=== PROBLEM ===
Check every line below for the string "main". Copy the ones that have it.

=== Entries from a dataset of interfaces ===
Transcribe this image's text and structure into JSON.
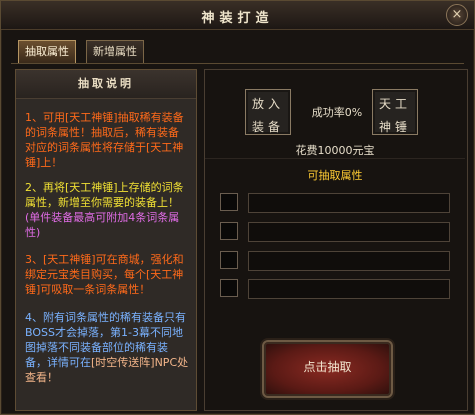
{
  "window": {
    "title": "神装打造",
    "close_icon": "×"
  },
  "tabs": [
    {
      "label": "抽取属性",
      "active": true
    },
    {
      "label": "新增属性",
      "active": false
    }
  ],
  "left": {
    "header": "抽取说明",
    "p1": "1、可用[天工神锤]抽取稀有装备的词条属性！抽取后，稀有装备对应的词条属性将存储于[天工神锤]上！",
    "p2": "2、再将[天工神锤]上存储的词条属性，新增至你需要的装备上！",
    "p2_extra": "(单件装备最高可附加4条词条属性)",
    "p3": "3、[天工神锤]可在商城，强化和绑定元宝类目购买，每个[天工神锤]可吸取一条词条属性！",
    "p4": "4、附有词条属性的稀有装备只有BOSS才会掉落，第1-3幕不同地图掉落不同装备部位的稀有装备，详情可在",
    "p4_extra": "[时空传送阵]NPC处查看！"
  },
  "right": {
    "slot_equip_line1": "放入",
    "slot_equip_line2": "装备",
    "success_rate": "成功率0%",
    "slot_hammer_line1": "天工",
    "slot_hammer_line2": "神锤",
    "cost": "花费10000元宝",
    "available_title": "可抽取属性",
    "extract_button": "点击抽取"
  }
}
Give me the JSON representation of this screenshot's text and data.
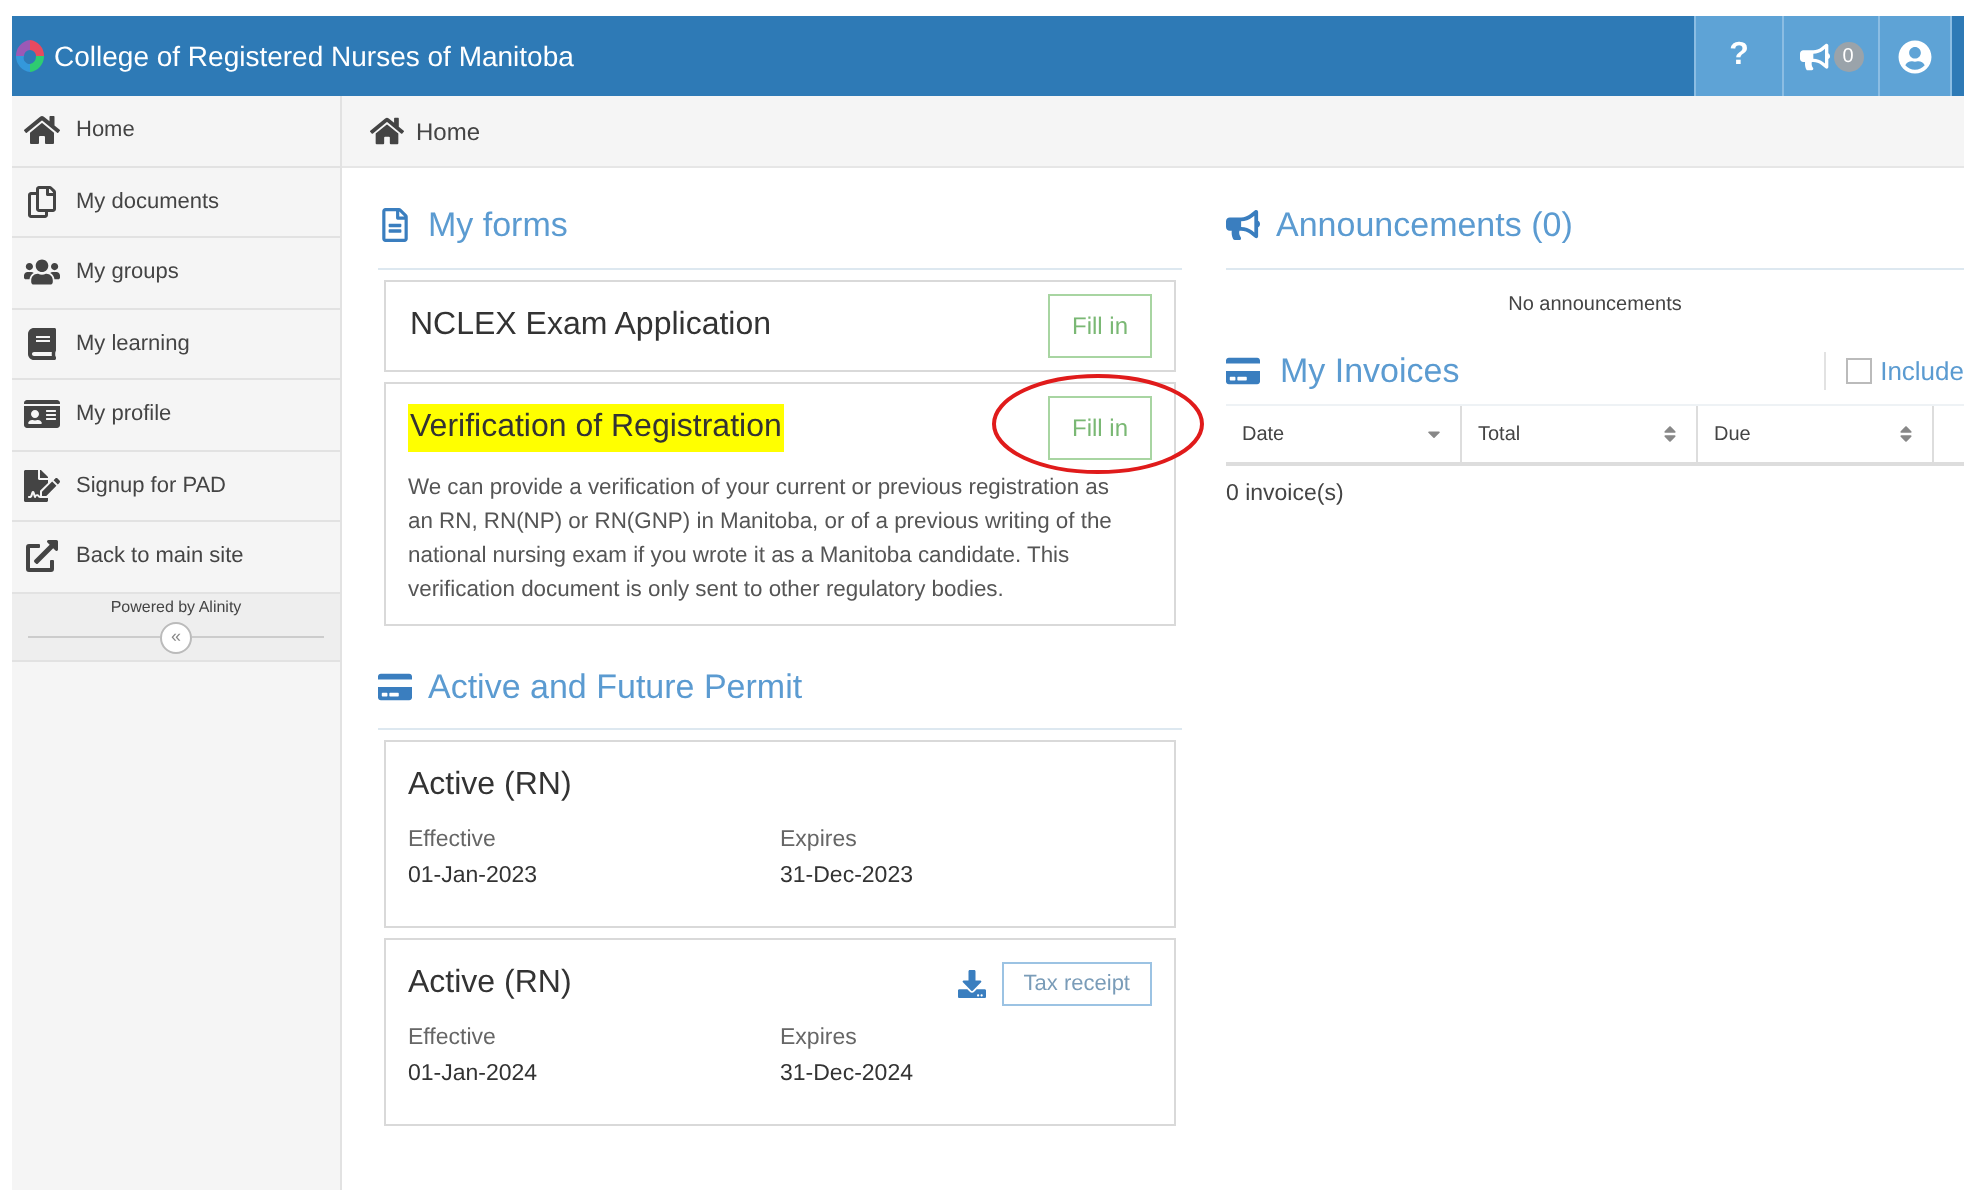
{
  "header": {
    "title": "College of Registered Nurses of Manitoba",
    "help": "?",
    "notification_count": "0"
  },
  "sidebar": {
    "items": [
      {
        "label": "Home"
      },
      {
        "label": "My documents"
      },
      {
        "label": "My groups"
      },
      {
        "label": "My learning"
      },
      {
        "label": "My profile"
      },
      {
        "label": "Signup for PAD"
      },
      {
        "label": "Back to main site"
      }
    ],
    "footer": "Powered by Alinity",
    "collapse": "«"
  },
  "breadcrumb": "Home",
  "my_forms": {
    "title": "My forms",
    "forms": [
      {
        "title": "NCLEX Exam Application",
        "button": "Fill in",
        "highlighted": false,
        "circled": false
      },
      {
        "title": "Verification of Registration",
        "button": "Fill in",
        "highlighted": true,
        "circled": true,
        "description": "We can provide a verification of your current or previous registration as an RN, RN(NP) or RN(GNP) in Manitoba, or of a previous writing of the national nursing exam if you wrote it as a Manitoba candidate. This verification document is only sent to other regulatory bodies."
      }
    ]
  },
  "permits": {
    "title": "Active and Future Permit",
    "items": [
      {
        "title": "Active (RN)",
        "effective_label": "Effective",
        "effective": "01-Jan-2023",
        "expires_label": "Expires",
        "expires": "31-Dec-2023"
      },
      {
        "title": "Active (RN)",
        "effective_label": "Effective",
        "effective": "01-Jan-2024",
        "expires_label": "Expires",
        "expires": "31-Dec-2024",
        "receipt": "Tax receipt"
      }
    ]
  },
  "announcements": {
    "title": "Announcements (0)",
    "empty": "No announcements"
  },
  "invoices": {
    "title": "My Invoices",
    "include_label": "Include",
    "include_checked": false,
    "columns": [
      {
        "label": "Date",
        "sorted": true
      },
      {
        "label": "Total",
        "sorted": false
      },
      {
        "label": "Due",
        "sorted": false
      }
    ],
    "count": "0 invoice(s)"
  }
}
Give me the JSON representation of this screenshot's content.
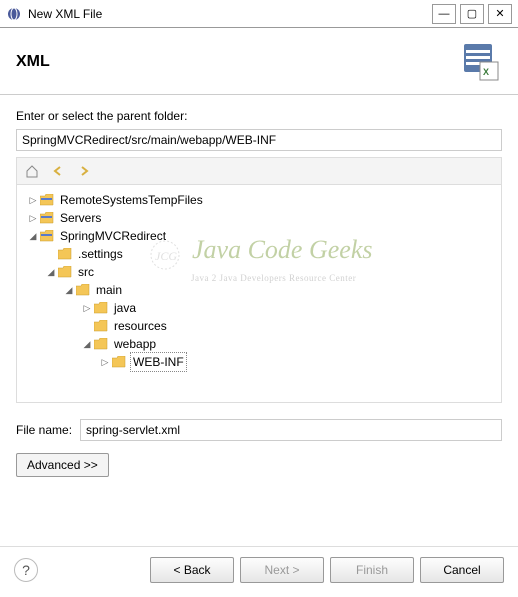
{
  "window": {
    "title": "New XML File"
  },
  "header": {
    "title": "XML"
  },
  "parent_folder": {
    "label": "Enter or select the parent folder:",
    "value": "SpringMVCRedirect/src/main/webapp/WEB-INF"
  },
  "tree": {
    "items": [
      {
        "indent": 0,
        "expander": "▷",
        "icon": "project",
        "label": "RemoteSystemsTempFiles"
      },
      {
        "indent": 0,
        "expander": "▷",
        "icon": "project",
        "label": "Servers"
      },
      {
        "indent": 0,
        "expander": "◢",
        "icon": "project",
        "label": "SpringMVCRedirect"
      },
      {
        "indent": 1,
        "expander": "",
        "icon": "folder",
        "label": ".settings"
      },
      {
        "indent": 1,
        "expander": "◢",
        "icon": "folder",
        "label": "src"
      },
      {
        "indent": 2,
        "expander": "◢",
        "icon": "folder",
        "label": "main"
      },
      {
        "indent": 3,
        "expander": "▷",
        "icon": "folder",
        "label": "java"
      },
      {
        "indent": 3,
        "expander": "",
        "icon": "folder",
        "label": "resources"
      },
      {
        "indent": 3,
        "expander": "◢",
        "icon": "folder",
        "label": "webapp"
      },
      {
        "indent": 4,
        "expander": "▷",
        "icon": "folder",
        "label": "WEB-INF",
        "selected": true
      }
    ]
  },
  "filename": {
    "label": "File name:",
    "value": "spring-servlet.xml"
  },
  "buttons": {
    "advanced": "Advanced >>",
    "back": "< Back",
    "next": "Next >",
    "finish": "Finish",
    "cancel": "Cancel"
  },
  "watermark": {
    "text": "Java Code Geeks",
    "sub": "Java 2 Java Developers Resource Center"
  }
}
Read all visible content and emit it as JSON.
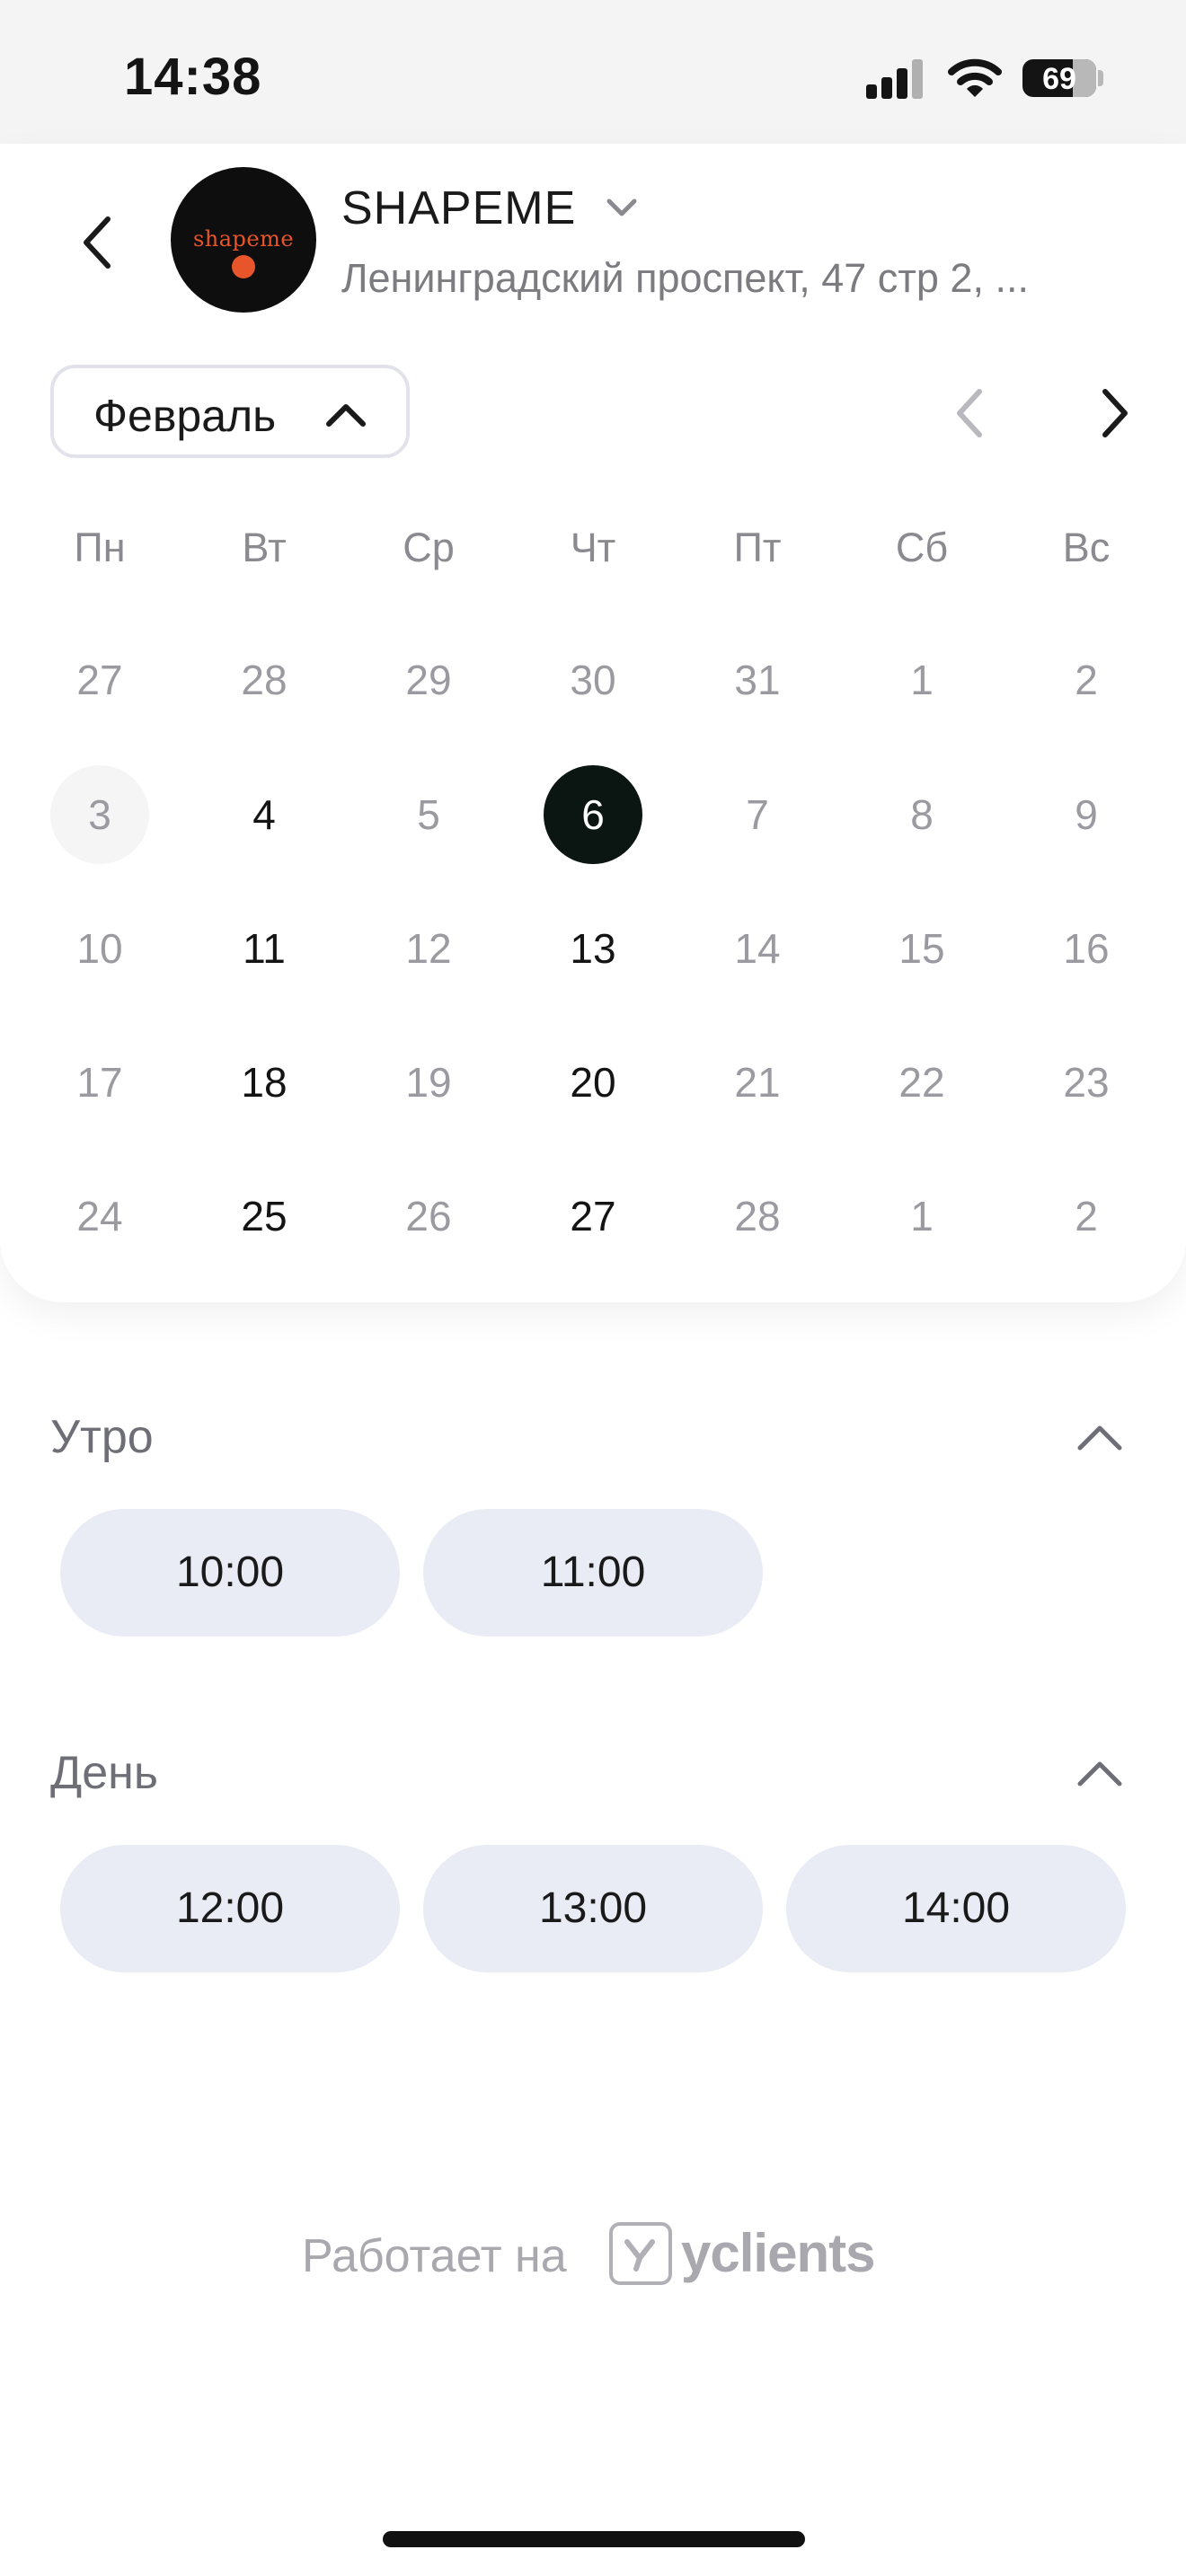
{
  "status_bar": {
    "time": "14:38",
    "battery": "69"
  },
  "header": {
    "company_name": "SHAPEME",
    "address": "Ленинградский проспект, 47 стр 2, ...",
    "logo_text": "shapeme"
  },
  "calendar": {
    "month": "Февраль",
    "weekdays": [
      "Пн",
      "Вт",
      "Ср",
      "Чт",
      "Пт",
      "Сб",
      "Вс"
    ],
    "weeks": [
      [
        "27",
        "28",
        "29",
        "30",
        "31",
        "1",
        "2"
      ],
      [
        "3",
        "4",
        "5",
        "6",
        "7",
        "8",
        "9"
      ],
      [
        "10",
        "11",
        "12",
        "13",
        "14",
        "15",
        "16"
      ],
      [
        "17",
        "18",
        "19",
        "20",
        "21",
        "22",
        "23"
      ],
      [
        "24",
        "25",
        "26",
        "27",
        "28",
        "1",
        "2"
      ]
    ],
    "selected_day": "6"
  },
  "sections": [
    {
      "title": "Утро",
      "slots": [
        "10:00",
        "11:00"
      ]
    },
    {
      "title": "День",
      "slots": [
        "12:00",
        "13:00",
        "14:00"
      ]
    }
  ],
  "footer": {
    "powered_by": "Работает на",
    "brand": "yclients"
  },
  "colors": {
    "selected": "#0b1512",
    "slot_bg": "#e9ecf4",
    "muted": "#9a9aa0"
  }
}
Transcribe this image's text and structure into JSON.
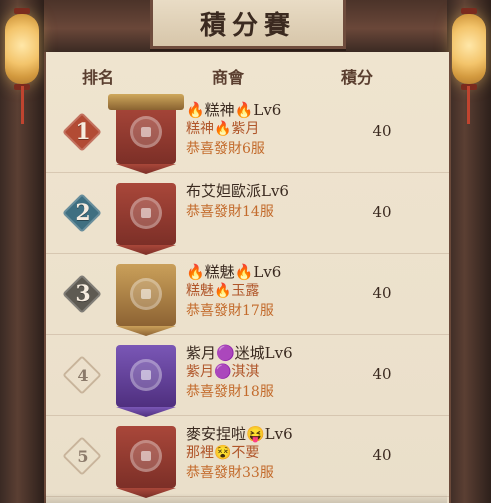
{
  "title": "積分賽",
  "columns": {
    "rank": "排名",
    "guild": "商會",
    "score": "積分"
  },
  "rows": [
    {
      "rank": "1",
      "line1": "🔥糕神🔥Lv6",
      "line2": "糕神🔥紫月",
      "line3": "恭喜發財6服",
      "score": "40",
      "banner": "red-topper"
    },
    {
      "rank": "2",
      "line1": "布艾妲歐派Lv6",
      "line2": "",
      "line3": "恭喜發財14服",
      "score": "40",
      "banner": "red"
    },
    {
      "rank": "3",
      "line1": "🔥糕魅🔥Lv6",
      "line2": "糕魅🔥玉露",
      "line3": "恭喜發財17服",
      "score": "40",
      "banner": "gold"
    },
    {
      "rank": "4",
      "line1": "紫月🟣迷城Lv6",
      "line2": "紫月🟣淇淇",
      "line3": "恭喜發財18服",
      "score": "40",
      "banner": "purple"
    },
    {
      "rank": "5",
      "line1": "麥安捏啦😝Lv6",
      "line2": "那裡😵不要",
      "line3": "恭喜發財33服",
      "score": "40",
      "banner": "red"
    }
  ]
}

=== TASK RESULT ===
        "label": "Back to main site"
    "value": "SpringMVCRedirect/src/main/webapp/WEB-INF"
        "label": "main"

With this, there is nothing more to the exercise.